If a line in the material below has the string "Appeals", copy it out.

****************

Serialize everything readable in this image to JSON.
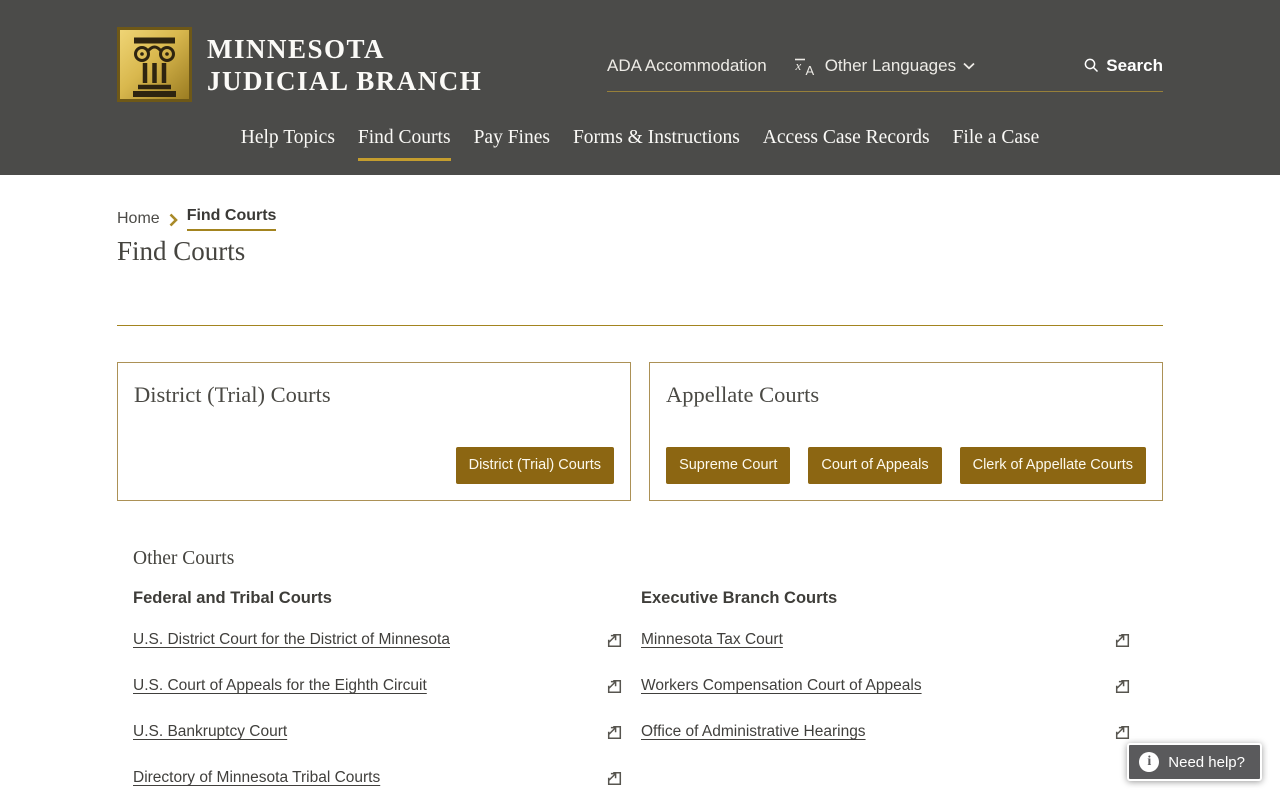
{
  "brand": {
    "line1": "MINNESOTA",
    "line2": "JUDICIAL BRANCH"
  },
  "utility": {
    "ada": "ADA Accommodation",
    "languages": "Other Languages",
    "search": "Search"
  },
  "nav": {
    "items": [
      "Help Topics",
      "Find Courts",
      "Pay Fines",
      "Forms & Instructions",
      "Access Case Records",
      "File a Case"
    ],
    "active": "Find Courts"
  },
  "breadcrumb": {
    "home": "Home",
    "current": "Find Courts"
  },
  "page": {
    "title": "Find Courts"
  },
  "cards": [
    {
      "title": "District (Trial) Courts",
      "buttons": [
        "District (Trial) Courts"
      ]
    },
    {
      "title": "Appellate Courts",
      "buttons": [
        "Supreme Court",
        "Court of Appeals",
        "Clerk of Appellate Courts"
      ]
    }
  ],
  "other_courts": {
    "title": "Other Courts",
    "columns": [
      {
        "heading": "Federal and Tribal Courts",
        "links": [
          "U.S. District Court for the District of Minnesota",
          "U.S. Court of Appeals for the Eighth Circuit",
          "U.S. Bankruptcy Court",
          "Directory of Minnesota Tribal Courts"
        ]
      },
      {
        "heading": "Executive Branch Courts",
        "links": [
          "Minnesota Tax Court",
          "Workers Compensation Court of Appeals",
          "Office of Administrative Hearings"
        ]
      }
    ]
  },
  "help": {
    "label": "Need help?"
  },
  "icons": {
    "translate": "translate-icon",
    "search": "search-icon",
    "external": "external-link-icon"
  },
  "colors": {
    "header_bg": "#4b4b49",
    "accent_gold": "#c49d2e",
    "rule_gold": "#a3841f",
    "button_brown": "#8c6612",
    "card_border": "#ac9156",
    "help_bg": "#5a5a5c"
  }
}
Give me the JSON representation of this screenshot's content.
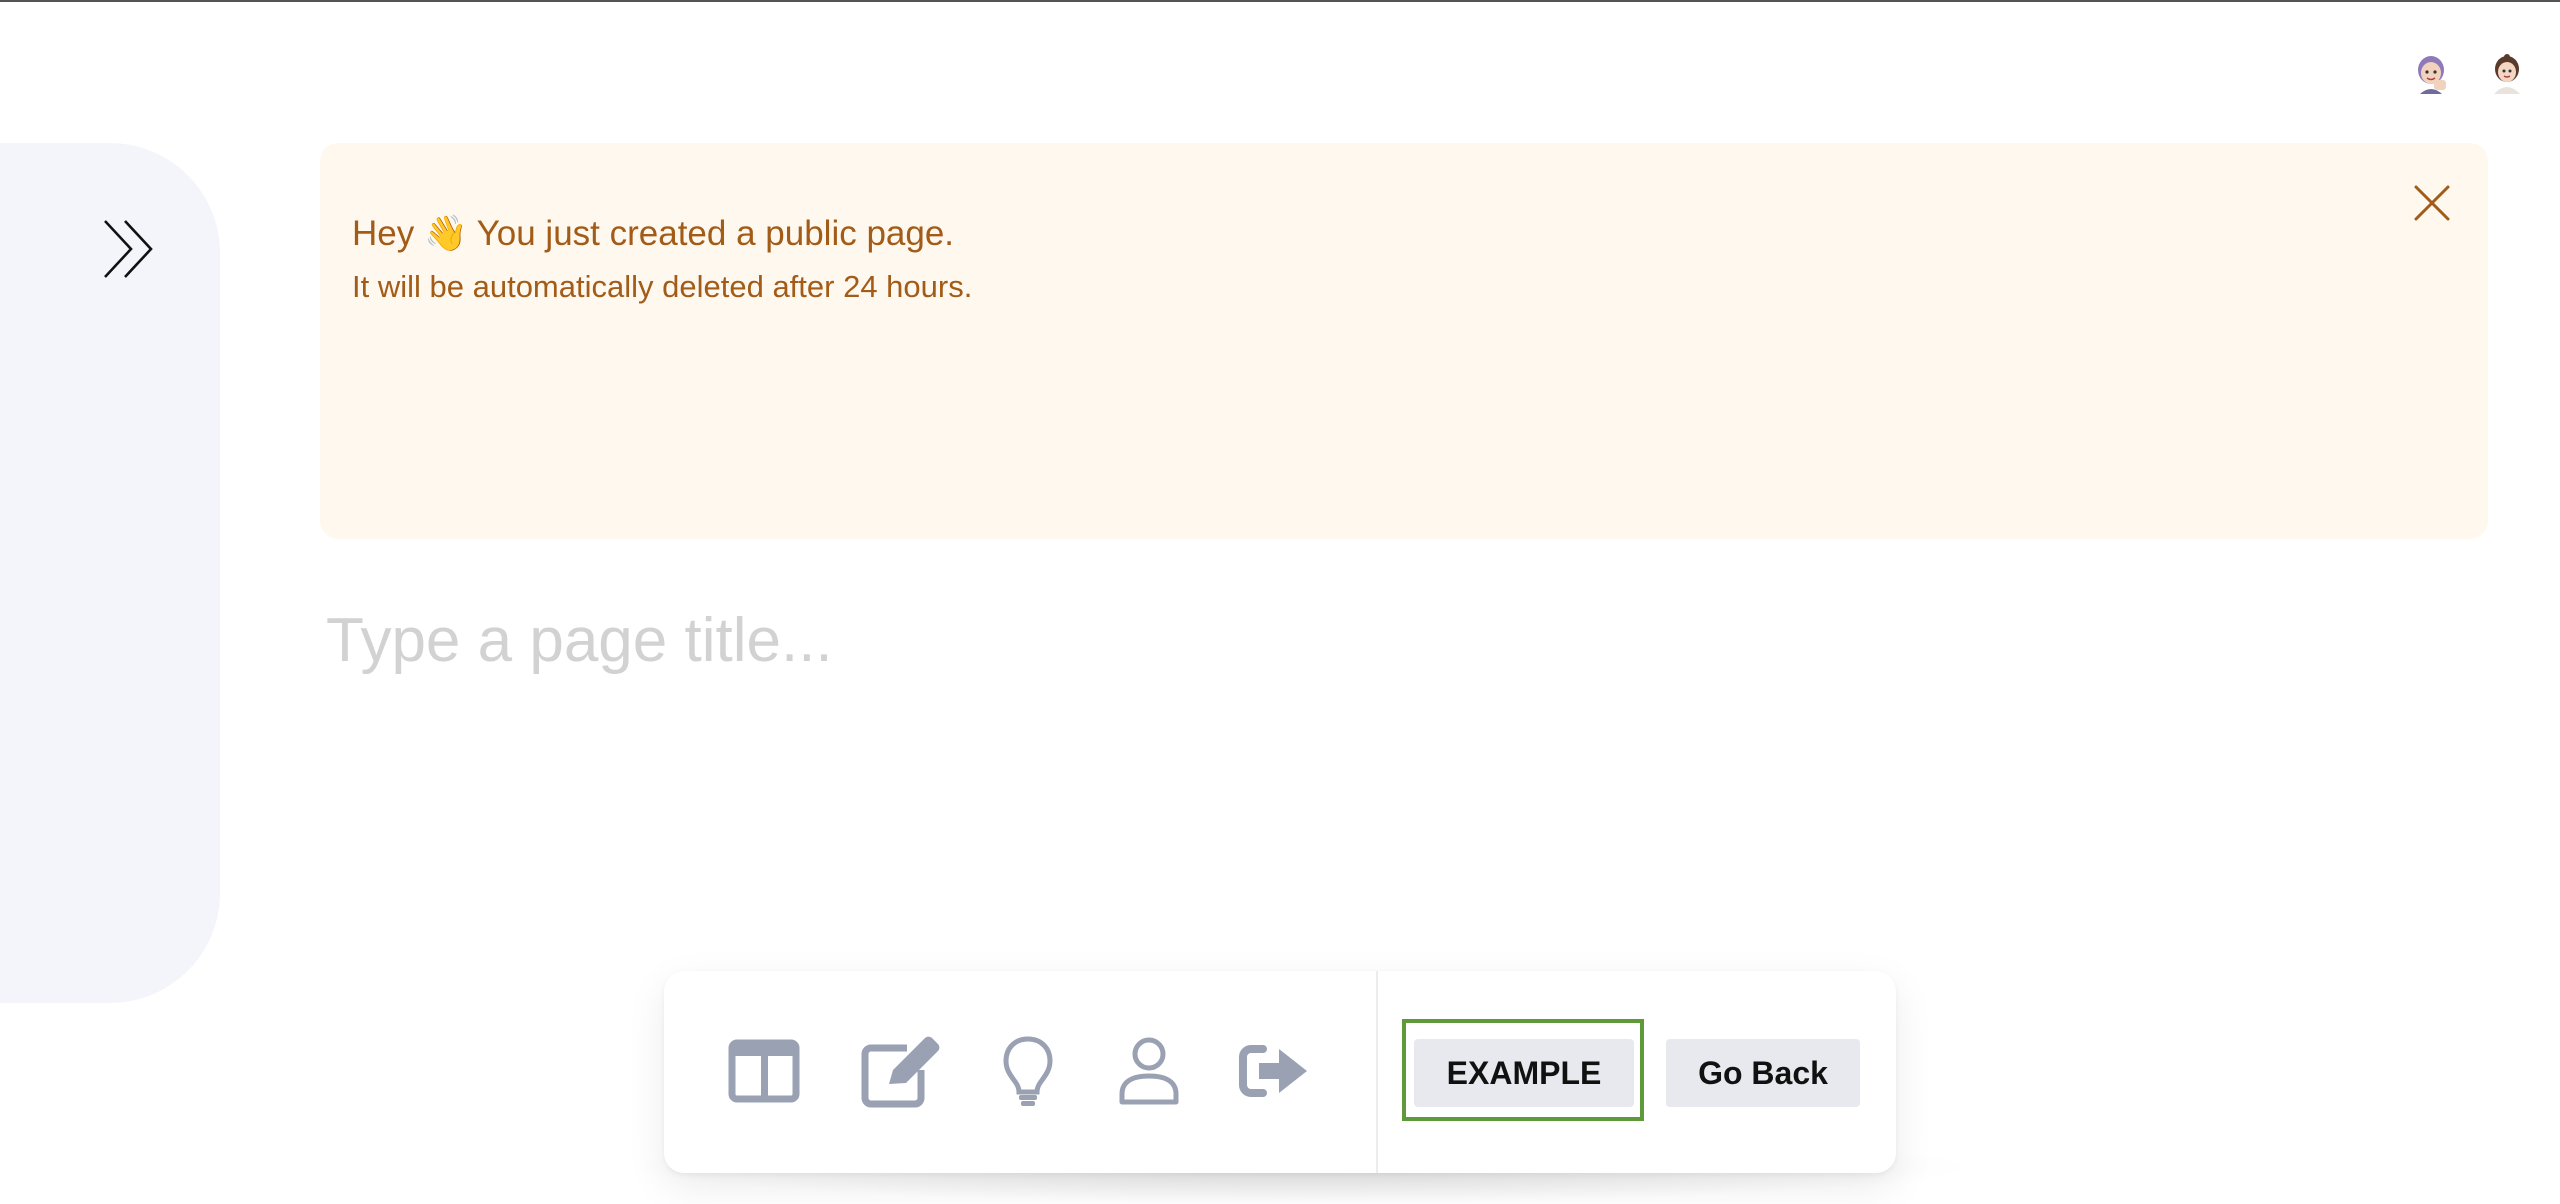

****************

Exercise solution:
        "Court of Appeals",
          "U.S. Court of Appeals for the Eighth Circuit",
          "Workers Compensation Court of Appeals",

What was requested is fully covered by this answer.